The report comes in the wake of the start of US efforts to withdraw its troops from Afghanistan in order to end the 20-year war. The decision, pushed for by President Joe Biden, met with criticism from some US lawmakers, who suggested, among other things, that Afghan women’s rights might suffer as a result.
The US military withdrawal from Afghanistan and the Taliban* taking power in Kabul “would roll back much” of the progress that has been achieved in the area of women’s rights in the country over the past years, a US National Intelligence Council assessment claims. The intelligence report further suggests that these gains were achieved largely due to foreign pressure on the government in Kabul, rather than being the result of support for such changes inside Afghanistan.
The report stresses that prior to the US toppling of the Taliban* in Afghanistan, the group had imposed rules that greatly limited the rights of the country’s female population – banning girls from attending schools and prohibiting women from working anywhere outside their home. Women could also not go outside their homes without a male relative or wear clothes other than burqas.

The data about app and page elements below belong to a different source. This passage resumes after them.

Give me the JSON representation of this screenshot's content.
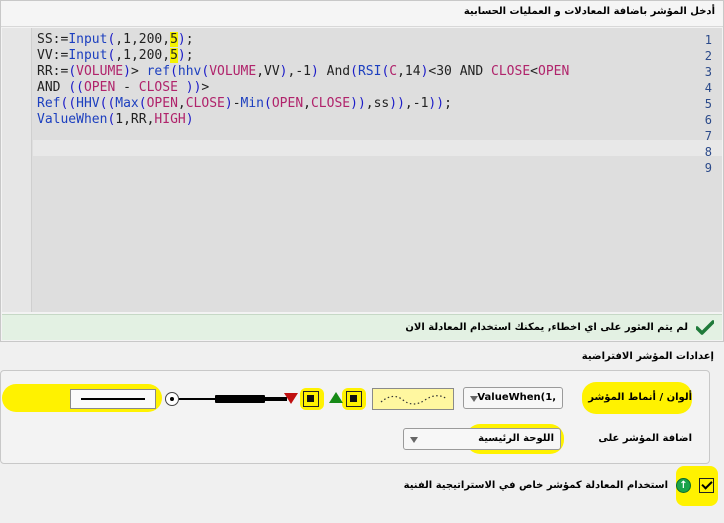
{
  "editor": {
    "title": "أدخل المؤشر باضافة المعادلات و العمليات الحسابية",
    "line_numbers": [
      "1",
      "2",
      "3",
      "4",
      "5",
      "6",
      "7",
      "8",
      "9"
    ],
    "code_lines": [
      "SS:=Input(,1,200,5);",
      "VV:=Input(,1,200,5);",
      "RR:=(VOLUME)> ref(hhv(VOLUME,VV),-1) And(RSI(C,14)<30 AND CLOSE<OPEN",
      "AND ((OPEN - CLOSE ))>",
      "Ref((HHV((Max(OPEN,CLOSE)-Min(OPEN,CLOSE)),ss)),-1));",
      "ValueWhen(1,RR,HIGH)",
      "",
      "",
      ""
    ],
    "status_message": "لم يتم العثور على اي اخطاء, يمكنك استخدام المعادلة الان",
    "status_icon": "check-icon"
  },
  "settings": {
    "title": "إعدادات المؤشر الافتراضية",
    "colors_label": "ألوان / أنماط المؤشر",
    "formula_select_value": "ValueWhen(1,",
    "add_on_label": "اضافة المؤشر على",
    "panel_select_value": "اللوحة الرئيسية",
    "down_color": "#c01010",
    "up_color": "#168a16",
    "highlight_color": "#fff200"
  },
  "footer": {
    "use_as_strategy_label": "استخدام المعادلة كمؤشر خاص في الاستراتيجية الفنية",
    "use_as_strategy_checked": true,
    "info_icon": "info-icon"
  }
}
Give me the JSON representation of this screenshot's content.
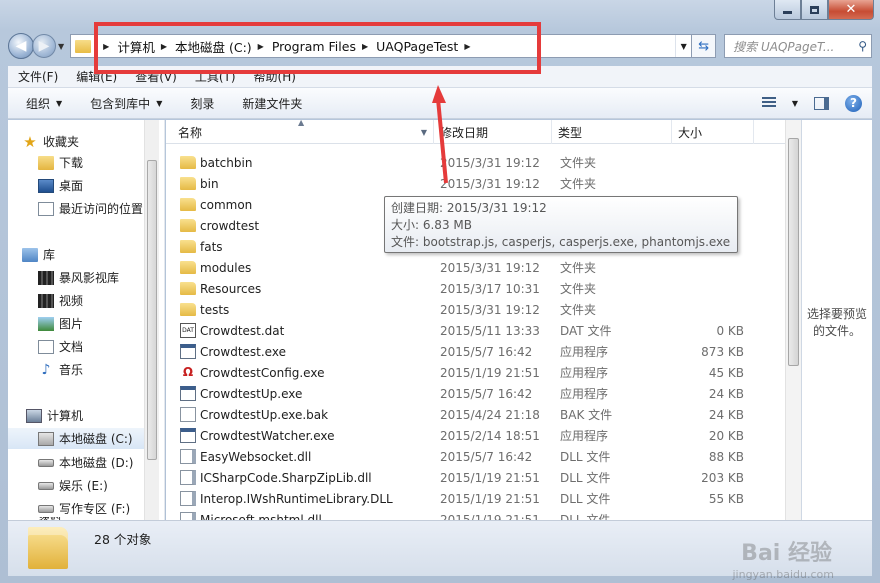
{
  "window": {
    "minimize_icon": "minimize-icon",
    "maximize_icon": "maximize-icon",
    "close_icon": "close-icon"
  },
  "nav": {
    "breadcrumb": [
      "计算机",
      "本地磁盘 (C:)",
      "Program Files",
      "UAQPageTest"
    ],
    "search_placeholder": "搜索 UAQPageT..."
  },
  "menubar": [
    "文件(F)",
    "编辑(E)",
    "查看(V)",
    "工具(T)",
    "帮助(H)"
  ],
  "toolbar": {
    "organize": "组织",
    "include_in_library": "包含到库中",
    "burn": "刻录",
    "new_folder": "新建文件夹"
  },
  "sidebar": {
    "favorites_title": "收藏夹",
    "favorites": [
      "下载",
      "桌面",
      "最近访问的位置"
    ],
    "libraries_title": "库",
    "libraries": [
      "暴风影视库",
      "视频",
      "图片",
      "文档",
      "音乐"
    ],
    "computer_title": "计算机",
    "drives": [
      "本地磁盘 (C:)",
      "本地磁盘 (D:)",
      "娱乐 (E:)",
      "写作专区 (F:)",
      "资料"
    ]
  },
  "columns": {
    "name": "名称",
    "date": "修改日期",
    "type": "类型",
    "size": "大小"
  },
  "files": [
    {
      "name": "batchbin",
      "date": "2015/3/31 19:12",
      "type": "文件夹",
      "size": "",
      "icon": "folder"
    },
    {
      "name": "bin",
      "date": "2015/3/31 19:12",
      "type": "文件夹",
      "size": "",
      "icon": "folder"
    },
    {
      "name": "common",
      "date": "",
      "type": "",
      "size": "",
      "icon": "folder"
    },
    {
      "name": "crowdtest",
      "date": "",
      "type": "",
      "size": "",
      "icon": "folder"
    },
    {
      "name": "fats",
      "date": "",
      "type": "",
      "size": "",
      "icon": "folder"
    },
    {
      "name": "modules",
      "date": "2015/3/31 19:12",
      "type": "文件夹",
      "size": "",
      "icon": "folder"
    },
    {
      "name": "Resources",
      "date": "2015/3/17 10:31",
      "type": "文件夹",
      "size": "",
      "icon": "folder"
    },
    {
      "name": "tests",
      "date": "2015/3/31 19:12",
      "type": "文件夹",
      "size": "",
      "icon": "folder"
    },
    {
      "name": "Crowdtest.dat",
      "date": "2015/5/11 13:33",
      "type": "DAT 文件",
      "size": "0 KB",
      "icon": "dat"
    },
    {
      "name": "Crowdtest.exe",
      "date": "2015/5/7 16:42",
      "type": "应用程序",
      "size": "873 KB",
      "icon": "exe"
    },
    {
      "name": "CrowdtestConfig.exe",
      "date": "2015/1/19 21:51",
      "type": "应用程序",
      "size": "45 KB",
      "icon": "red"
    },
    {
      "name": "CrowdtestUp.exe",
      "date": "2015/5/7 16:42",
      "type": "应用程序",
      "size": "24 KB",
      "icon": "exe"
    },
    {
      "name": "CrowdtestUp.exe.bak",
      "date": "2015/4/24 21:18",
      "type": "BAK 文件",
      "size": "24 KB",
      "icon": "doc"
    },
    {
      "name": "CrowdtestWatcher.exe",
      "date": "2015/2/14 18:51",
      "type": "应用程序",
      "size": "20 KB",
      "icon": "exe"
    },
    {
      "name": "EasyWebsocket.dll",
      "date": "2015/5/7 16:42",
      "type": "DLL 文件",
      "size": "88 KB",
      "icon": "dll"
    },
    {
      "name": "ICSharpCode.SharpZipLib.dll",
      "date": "2015/1/19 21:51",
      "type": "DLL 文件",
      "size": "203 KB",
      "icon": "dll"
    },
    {
      "name": "Interop.IWshRuntimeLibrary.DLL",
      "date": "2015/1/19 21:51",
      "type": "DLL 文件",
      "size": "55 KB",
      "icon": "dll"
    },
    {
      "name": "Microsoft.mshtml.dll",
      "date": "2015/1/19 21:51",
      "type": "DLL 文件",
      "size": "",
      "icon": "dll"
    }
  ],
  "tooltip": {
    "created": "创建日期: 2015/3/31 19:12",
    "size": "大小: 6.83 MB",
    "files": "文件: bootstrap.js, casperjs, casperjs.exe, phantomjs.exe, ..."
  },
  "preview_text": "选择要预览的文件。",
  "status": "28 个对象",
  "watermark": "Bai 经验",
  "watermark_url": "jingyan.baidu.com",
  "colors": {
    "highlight": "#e53b3b"
  }
}
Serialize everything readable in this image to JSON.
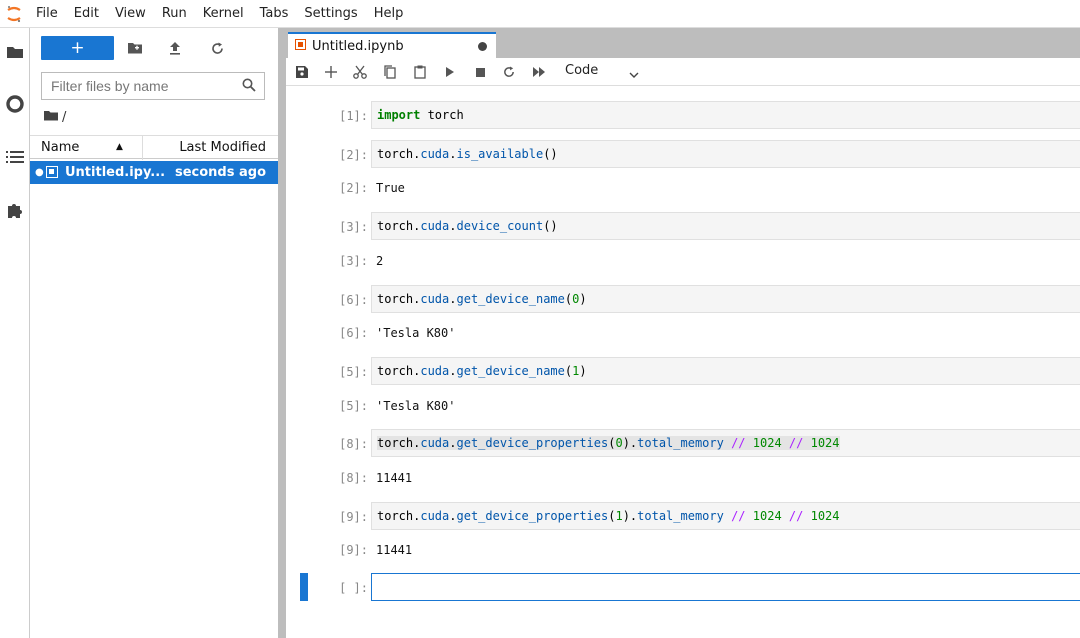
{
  "menubar": {
    "items": [
      "File",
      "Edit",
      "View",
      "Run",
      "Kernel",
      "Tabs",
      "Settings",
      "Help"
    ]
  },
  "filebrowser": {
    "new_label": "+",
    "filter_placeholder": "Filter files by name",
    "breadcrumb": "/",
    "columns": {
      "name": "Name",
      "modified": "Last Modified"
    },
    "files": [
      {
        "name": "Untitled.ipy...",
        "modified": "seconds ago",
        "selected": true
      }
    ]
  },
  "notebook": {
    "tab_label": "Untitled.ipynb",
    "cell_type": "Code",
    "cells": [
      {
        "in_prompt": "[1]:",
        "code": "import torch"
      },
      {
        "in_prompt": "[2]:",
        "code": "torch.cuda.is_available()",
        "out_prompt": "[2]:",
        "output": "True"
      },
      {
        "in_prompt": "[3]:",
        "code": "torch.cuda.device_count()",
        "out_prompt": "[3]:",
        "output": "2"
      },
      {
        "in_prompt": "[6]:",
        "code": "torch.cuda.get_device_name(0)",
        "out_prompt": "[6]:",
        "output": "'Tesla K80'"
      },
      {
        "in_prompt": "[5]:",
        "code": "torch.cuda.get_device_name(1)",
        "out_prompt": "[5]:",
        "output": "'Tesla K80'"
      },
      {
        "in_prompt": "[8]:",
        "code": "torch.cuda.get_device_properties(0).total_memory // 1024 // 1024",
        "out_prompt": "[8]:",
        "output": "11441"
      },
      {
        "in_prompt": "[9]:",
        "code": "torch.cuda.get_device_properties(1).total_memory // 1024 // 1024",
        "out_prompt": "[9]:",
        "output": "11441"
      },
      {
        "in_prompt": "[ ]:",
        "code": ""
      }
    ]
  },
  "colors": {
    "accent": "#1976d2",
    "notebook_icon": "#e65100",
    "splitter": "#bdbdbd"
  }
}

The report explains that this could be the case in Afghan regions where relatively lenient rules existed even before Taliban* rule. The document further elaborates that in some areas where the group is currently in control, it has occasionally allowed girls to…